The short answer is not enough. An article in the NY Times summarizes the key reasons:

  • Large pharmaceutical firms are refusing to work on new antibiotics, saying that they will not produce enough profits. This is because most antibiotics are prescribed for just days or weeks — unlike medicines for chronic conditions like diabetes or rheumatoid arthritis that have been blockbusters for them;
  • The newer antibiotic startups that have invested billions to develop these drugs have not found a way to make money selling them and are going bankrupt;
  • A new antibiotic can cost $2.6 billion to develop and the biggest part of that cost is the failures along the way;
  • Coming up with new compounds is no easy feat; only two new classes of antibiotics have been introduced in the last 20 years;
  • Many of the new drugs are not affordable by consumers, at least when compared to older generics that can cost a few dollars a pill. A typical course of Xerava, a newly approved antibiotic that targets multi-drug-resistant infections, can cost as much as $2,000;
  • Many hospitals have been unwilling to pay high prices for these new therapies;
  • Doctors have become reluctant to prescribe the newest medications, after years of being bombarded with warnings against over-prescribing antibiotics;
  • Public health experts say the crisis calls for government intervention. Among the ideas that have wide backing are increased reimbursements for new antibiotics, federal funding to stockpile drugs effective against resistant germs and financial incentives that would offer much needed aid to start-ups and lure back the pharmaceutical giants. Despite bipartisan support, legislation aimed at addressing the problem has languished in Congress.

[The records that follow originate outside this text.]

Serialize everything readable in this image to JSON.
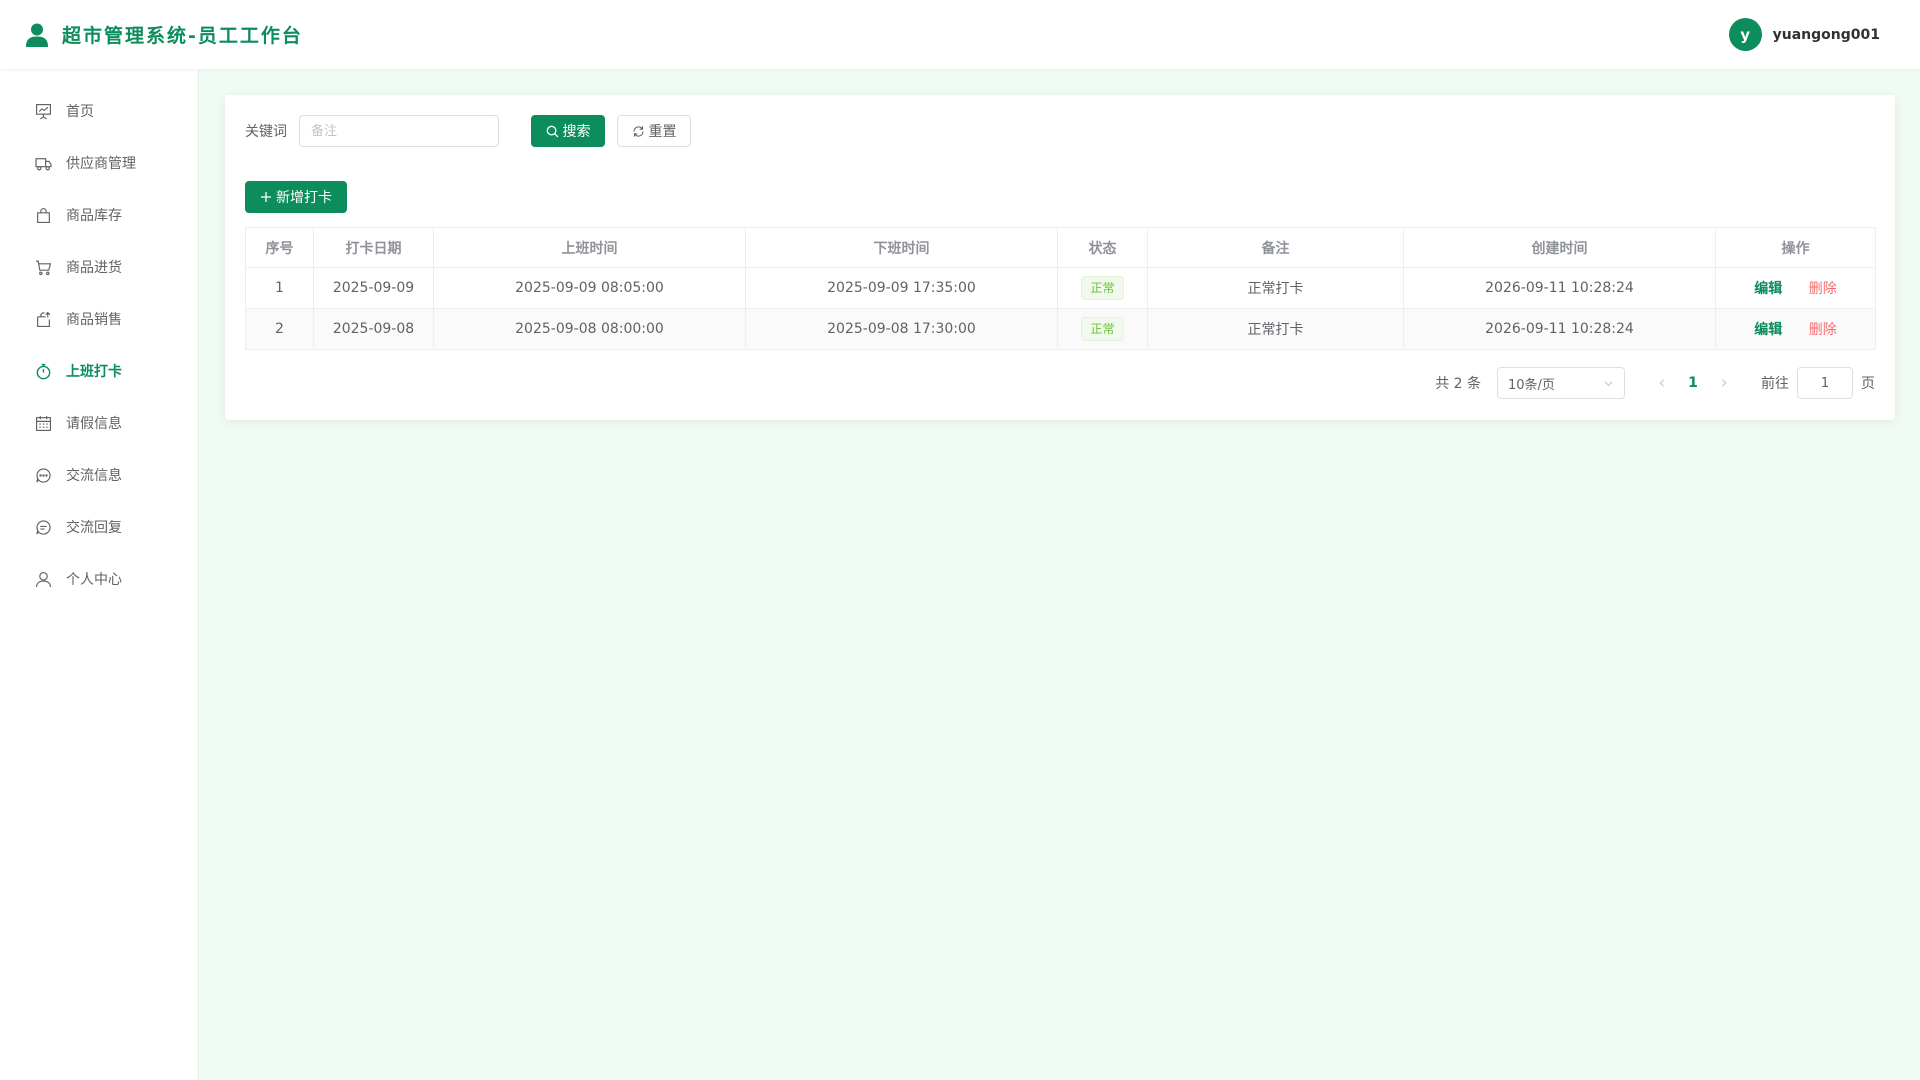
{
  "header": {
    "title": "超市管理系统-员工工作台",
    "user_initial": "y",
    "username": "yuangong001"
  },
  "sidebar": {
    "items": [
      {
        "label": "首页",
        "icon": "presentation-board-icon"
      },
      {
        "label": "供应商管理",
        "icon": "truck-icon"
      },
      {
        "label": "商品库存",
        "icon": "shopping-bag-icon"
      },
      {
        "label": "商品进货",
        "icon": "shopping-cart-icon"
      },
      {
        "label": "商品销售",
        "icon": "sell-bag-icon"
      },
      {
        "label": "上班打卡",
        "icon": "stopwatch-icon",
        "active": true
      },
      {
        "label": "请假信息",
        "icon": "calendar-icon"
      },
      {
        "label": "交流信息",
        "icon": "chat-dots-icon"
      },
      {
        "label": "交流回复",
        "icon": "chat-reply-icon"
      },
      {
        "label": "个人中心",
        "icon": "user-icon"
      }
    ]
  },
  "search": {
    "label": "关键词",
    "placeholder": "备注",
    "value": "",
    "search_label": "搜索",
    "reset_label": "重置"
  },
  "toolbar": {
    "add_label": "新增打卡"
  },
  "table": {
    "headers": [
      "序号",
      "打卡日期",
      "上班时间",
      "下班时间",
      "状态",
      "备注",
      "创建时间",
      "操作"
    ],
    "rows": [
      {
        "index": "1",
        "date": "2025-09-09",
        "clock_in": "2025-09-09 08:05:00",
        "clock_out": "2025-09-09 17:35:00",
        "status": "正常",
        "note": "正常打卡",
        "created": "2026-09-11 10:28:24"
      },
      {
        "index": "2",
        "date": "2025-09-08",
        "clock_in": "2025-09-08 08:00:00",
        "clock_out": "2025-09-08 17:30:00",
        "status": "正常",
        "note": "正常打卡",
        "created": "2026-09-11 10:28:24"
      }
    ],
    "edit_label": "编辑",
    "delete_label": "删除"
  },
  "pagination": {
    "total_text": "共 2 条",
    "page_size": "10条/页",
    "current_page": "1",
    "goto_label": "前往",
    "goto_value": "1",
    "page_suffix": "页"
  },
  "colors": {
    "primary": "#0d8c5c",
    "danger": "#f56c6c",
    "success_tag": "#67c23a",
    "page_background": "#f0fbf3"
  }
}
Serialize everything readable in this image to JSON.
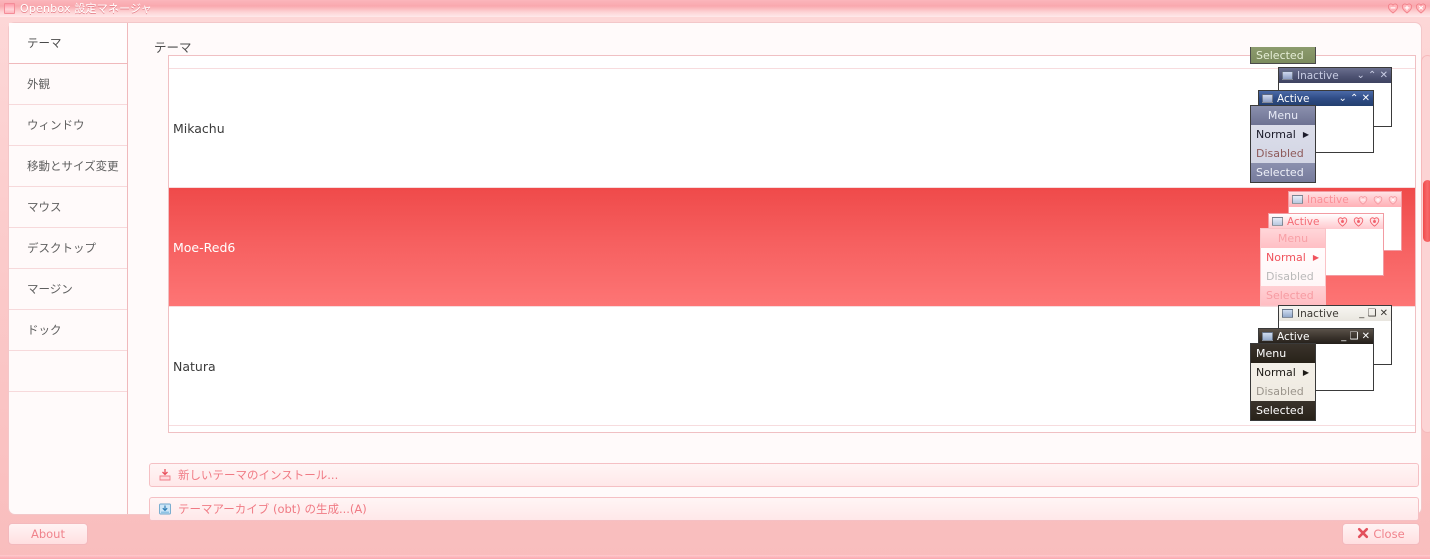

Now that all federal resources are dedicated to solving the COVID-19 pandemic, it’s not likely that the looming antibiotics resistance crisis will be solved any time soon.

The UK Is Also Working on Solutions

The UK has recognized the antibiotics crisis and has published a five-year strategy to work on it.  The initiative is known as Antibiotic Action (read more about it here).   Antibiotic Action, established in 2011 is a global public awareness initiative to inform everyone about drug resistance, and is wholly funded by the British Society For Antimicrobial Chemotherapy (BSAC). It is led by Dr. Nick Brown, Director of Antibiotic Action and Consultant Medical Microbiologist, Addenbrooke’s Hospital, Cambridge.

So, What Can Be Done in the Meantime?

We are working with UTI sufferers around the world to provide them with information about alternatives to antibiotics.

As medical researchers, we are constantly scouring the Internet for new scientific advances related to urinary tract infections.  We post the information that we find on our website www.understandingutis.com.

We also conduct our own quantitative market research on this topic every six months to find out what UTI sufferers are finding most effective in treating the various types of UTIs. We continue to publish blogs and newsletters on the findings of this research.

Our current estimate is that 18% of all adults over the age of 18 are living with recurring UTIs, most of which are due to antibiotics resistance.  That’s over 38 million people who share your pain and frustration.